Agenda 5: UBRAF Expanded Analysis
By Jeffry Acaba
Thank you, Chair.
The NGO Delegation appreciates the careful yet critical efforts being made by the UNAIDS Secretariat together with the Co-Sponsors to mitigate the budgetary shortfall that we are facing.
The UNAIDS Strategy 2016-2021 calls for fast-tracking the AIDS response by frontloading global AIDS investments to US$26.2 billion by 2020, in order to give that necessary momentum to end the AIDS epidemic by 2030. This US$26.2 billion already includes the US$13 billion, more or less, that has been raised during the recently concluded Global Fund Replenishment. The needed money to fully fund the UBRAF seems like a small small amount compared to that, and yet we are being trapped into a debate of competing priorities in terms of funding and overlapping of division of labor. It has been made clear in this PCB Meeting of the Joint Programme’s role as a unique programme under the United Nations and that the programme remains relevant and its contributions remain necessary in meeting the Fast Track targets to end the AIDS epidemic.

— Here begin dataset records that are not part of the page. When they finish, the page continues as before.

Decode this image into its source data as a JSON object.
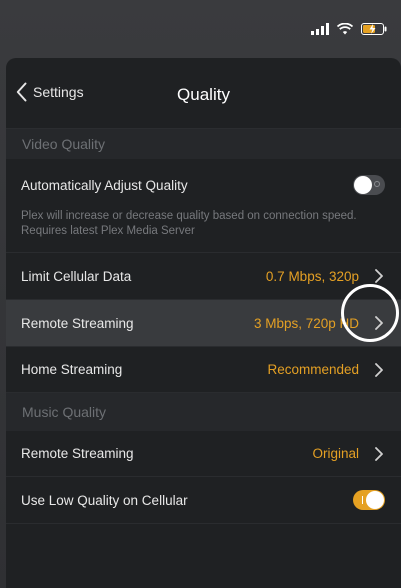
{
  "status_bar": {
    "icons": [
      "signal-icon",
      "wifi-icon",
      "battery-charging-icon"
    ],
    "accent": "#e5a122"
  },
  "nav": {
    "back_label": "Settings",
    "title": "Quality"
  },
  "sections": {
    "video": {
      "header": "Video Quality",
      "auto_adjust": {
        "label": "Automatically Adjust Quality",
        "description": "Plex will increase or decrease quality based on connection speed. Requires latest Plex Media Server",
        "enabled": false
      },
      "limit_cellular": {
        "label": "Limit Cellular Data",
        "value": "0.7 Mbps, 320p"
      },
      "remote_streaming": {
        "label": "Remote Streaming",
        "value": "3 Mbps, 720p HD"
      },
      "home_streaming": {
        "label": "Home Streaming",
        "value": "Recommended"
      }
    },
    "music": {
      "header": "Music Quality",
      "remote_streaming": {
        "label": "Remote Streaming",
        "value": "Original"
      },
      "low_quality_cellular": {
        "label": "Use Low Quality on Cellular",
        "enabled": true
      }
    }
  },
  "colors": {
    "accent": "#e5a122",
    "background": "#1f2123",
    "highlight_row": "#393b3e"
  }
}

But what would be the negative impact of the current funding situation in achieving the UNAIDS Strategy? What would be the impact of closing down the subregional focal point in Fiji which leaves the entire Pacific behind? What would be the negative impact of losing UNODC regional HIV advisors as raised yesterday by Harm Reduction International and HIV/AIDS Alliance? What would be the impact of losing Co-Sponsors presence in non-Fast Track countries like the Mongolia, Nepal, the Philippines, and Sri Lanka? We are deeply concerned, and as Board members, we would be interested to see, in light of the robust operating model, an assessment of the anticipated negative impact of the current funding situation for achieving the UNAIDS Strategy, including projections for the next biennium, particular its effects on the support to community mobilization, participation, and advocacy efforts being done at regional and global levels.
It is too early to celebrate and even presents some complacency in the narrative that we “can end AIDS by 2030.” AIDS IS NOT YET OVER. We have increasing new HIV infections among adolescents and an unforeseen rise of new infections among older persons above 50 in many places. People living with HIV across the age spectrum are still dying by the hour because of lack of access to ART and related services. Having HIV, using drugs, loving someone of the same gender, doing sex work, and being who you are is still tantamount to being put to jail or worse, being killed. AIDS is not yet over, and that means we should not stop putting money to HIV and to the Joint Programme.
Finally, I would like to put your attention to the flowers that you have received from the NGO Delegation. This is our small way of saying “thank you” to the Member States that were able to commit funds to the 2016 UBRAF, sometimes despite significant financial and political difficulties. We thank you for your commitment to the Joint Programme, who in their convening power and capacity, have remarkably enabled community engagement in all levels, including here in the PCB.